On February 10, 2020, President Donald Trump submitted his budget proposal for the fiscal year 2021. The budget, if adopted, could significantly affect borrowers who have federal student loans. The plan includes around $2 trillion in cuts to student loan initiatives and other safety net programs, including getting rid of the Public Service Loan Forgiveness (PSLF) program and making other cutbacks to education programs.
The PSLF program was initially passed by a Democrat-controlled Congress and President George W. Bush signed it into law in 2007. This program promises loan discharges to borrowers who are employed full-time (more than 30 hours each week) in an eligible federal, state, or local public service job or 501(c)(3) non-profit job, who make 120 eligible on-time payments, and meet other criteria. With this forgiveness program in place, workers with student loan debt have an incentive to remain in lower-paying public-sector jobs. Teachers, nurses, and social workers, for example, can potentially benefit from the program after they've made 10 years' worth of payments. But Trump’s 2021 budget proposal calls for an end to PSLF. With the proposed budget, it’s likely that participants in the current PSLF program would be grandfathered in, which would allow them to qualify for forgiveness, if eligible. However, loan forgiveness wouldn’t be available to new borrowers. Last year’s budget also called for an end to PSLF, but Congress didn’t adopt the proposal.

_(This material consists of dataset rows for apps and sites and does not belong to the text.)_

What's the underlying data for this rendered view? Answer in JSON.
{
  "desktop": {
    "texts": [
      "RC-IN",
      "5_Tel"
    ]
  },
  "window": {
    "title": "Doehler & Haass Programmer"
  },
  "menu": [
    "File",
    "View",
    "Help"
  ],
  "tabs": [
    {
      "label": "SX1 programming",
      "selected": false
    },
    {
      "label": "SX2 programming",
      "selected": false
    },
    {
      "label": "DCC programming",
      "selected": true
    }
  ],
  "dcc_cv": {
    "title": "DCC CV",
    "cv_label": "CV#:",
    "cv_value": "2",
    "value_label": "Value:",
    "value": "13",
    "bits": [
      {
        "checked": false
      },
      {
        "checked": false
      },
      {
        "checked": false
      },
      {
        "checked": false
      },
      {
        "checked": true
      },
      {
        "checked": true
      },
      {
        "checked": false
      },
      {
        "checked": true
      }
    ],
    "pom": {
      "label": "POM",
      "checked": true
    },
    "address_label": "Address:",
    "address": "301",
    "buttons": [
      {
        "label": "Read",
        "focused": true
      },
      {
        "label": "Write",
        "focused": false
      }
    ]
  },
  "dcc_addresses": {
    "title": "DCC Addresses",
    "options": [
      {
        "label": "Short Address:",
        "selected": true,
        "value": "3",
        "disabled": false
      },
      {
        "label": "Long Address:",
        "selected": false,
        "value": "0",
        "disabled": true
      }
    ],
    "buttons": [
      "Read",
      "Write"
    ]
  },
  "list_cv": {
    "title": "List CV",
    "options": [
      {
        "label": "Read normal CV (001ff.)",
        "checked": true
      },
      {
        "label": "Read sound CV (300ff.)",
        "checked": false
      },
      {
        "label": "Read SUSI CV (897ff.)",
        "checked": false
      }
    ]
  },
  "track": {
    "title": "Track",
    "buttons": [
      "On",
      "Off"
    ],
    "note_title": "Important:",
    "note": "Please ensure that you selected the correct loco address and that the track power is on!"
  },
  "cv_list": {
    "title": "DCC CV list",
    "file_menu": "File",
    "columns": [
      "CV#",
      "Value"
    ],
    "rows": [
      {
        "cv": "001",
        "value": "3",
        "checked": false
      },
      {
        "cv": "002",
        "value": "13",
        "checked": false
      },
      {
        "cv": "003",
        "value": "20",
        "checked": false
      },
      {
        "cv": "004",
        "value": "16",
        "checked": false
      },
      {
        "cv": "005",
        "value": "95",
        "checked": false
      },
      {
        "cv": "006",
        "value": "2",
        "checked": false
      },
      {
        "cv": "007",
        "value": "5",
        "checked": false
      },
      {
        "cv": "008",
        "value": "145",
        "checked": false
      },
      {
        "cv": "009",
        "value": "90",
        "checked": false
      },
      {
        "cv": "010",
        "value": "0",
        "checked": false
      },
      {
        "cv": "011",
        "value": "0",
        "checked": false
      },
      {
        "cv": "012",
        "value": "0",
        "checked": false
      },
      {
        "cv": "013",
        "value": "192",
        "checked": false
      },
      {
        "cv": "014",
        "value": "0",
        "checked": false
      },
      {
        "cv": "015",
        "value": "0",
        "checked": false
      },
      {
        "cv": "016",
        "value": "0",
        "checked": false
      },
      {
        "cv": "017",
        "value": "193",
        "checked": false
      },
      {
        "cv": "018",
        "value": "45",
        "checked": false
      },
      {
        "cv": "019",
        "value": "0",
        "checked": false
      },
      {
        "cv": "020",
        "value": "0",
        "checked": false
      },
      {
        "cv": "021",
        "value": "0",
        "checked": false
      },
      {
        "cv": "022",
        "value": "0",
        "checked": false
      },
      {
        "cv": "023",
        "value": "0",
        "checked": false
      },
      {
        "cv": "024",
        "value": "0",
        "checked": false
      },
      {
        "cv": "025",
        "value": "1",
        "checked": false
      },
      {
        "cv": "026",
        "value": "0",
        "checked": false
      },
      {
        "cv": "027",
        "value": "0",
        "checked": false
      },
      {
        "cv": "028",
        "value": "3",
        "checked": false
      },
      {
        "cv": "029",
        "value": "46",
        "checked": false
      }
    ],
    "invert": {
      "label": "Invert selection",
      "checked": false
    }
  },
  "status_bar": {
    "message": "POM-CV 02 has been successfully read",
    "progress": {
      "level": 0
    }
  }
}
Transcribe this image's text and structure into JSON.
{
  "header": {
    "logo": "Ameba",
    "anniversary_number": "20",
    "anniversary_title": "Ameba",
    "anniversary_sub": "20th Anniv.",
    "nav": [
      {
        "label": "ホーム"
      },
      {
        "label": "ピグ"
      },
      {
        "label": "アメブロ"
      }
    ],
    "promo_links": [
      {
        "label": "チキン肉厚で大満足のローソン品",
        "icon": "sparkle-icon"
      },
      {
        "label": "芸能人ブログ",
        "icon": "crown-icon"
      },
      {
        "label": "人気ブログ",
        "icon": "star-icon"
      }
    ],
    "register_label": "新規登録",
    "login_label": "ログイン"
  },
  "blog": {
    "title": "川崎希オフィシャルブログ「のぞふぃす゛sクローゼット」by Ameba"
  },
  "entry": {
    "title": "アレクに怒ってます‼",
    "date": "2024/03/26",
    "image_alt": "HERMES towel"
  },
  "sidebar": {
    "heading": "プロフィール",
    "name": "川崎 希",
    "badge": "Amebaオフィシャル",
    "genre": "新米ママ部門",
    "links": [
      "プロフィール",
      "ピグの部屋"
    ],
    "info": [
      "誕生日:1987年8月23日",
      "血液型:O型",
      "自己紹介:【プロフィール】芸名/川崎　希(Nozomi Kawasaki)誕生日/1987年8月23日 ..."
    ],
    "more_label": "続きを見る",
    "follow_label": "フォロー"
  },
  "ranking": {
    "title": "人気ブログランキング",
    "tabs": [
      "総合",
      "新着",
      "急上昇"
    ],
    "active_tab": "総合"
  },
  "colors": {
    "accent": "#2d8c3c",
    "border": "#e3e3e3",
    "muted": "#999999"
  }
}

The 2021 budget plan also calls for an end to subsidized student loans, limits on annual and lifetime borrowing, simplifying student loan repayment plans, and other proposals, like expanding eligibility for Pell Grants. Unlike some plans proposed by Democratic presidential candidates, the proposal doesn’t include a plan for canceling student loan debt.
Ultimately, though, the president’s budget proposal is just that—a proposal. After the budget gets to Congress, any number of changes can and likely will happen. Still, if you have student loans or are thinking about taking some out, it’s worth keeping tabs on this plan as it’s likely that the federal student loan program will change at some point.
Effective date: February 10, 2020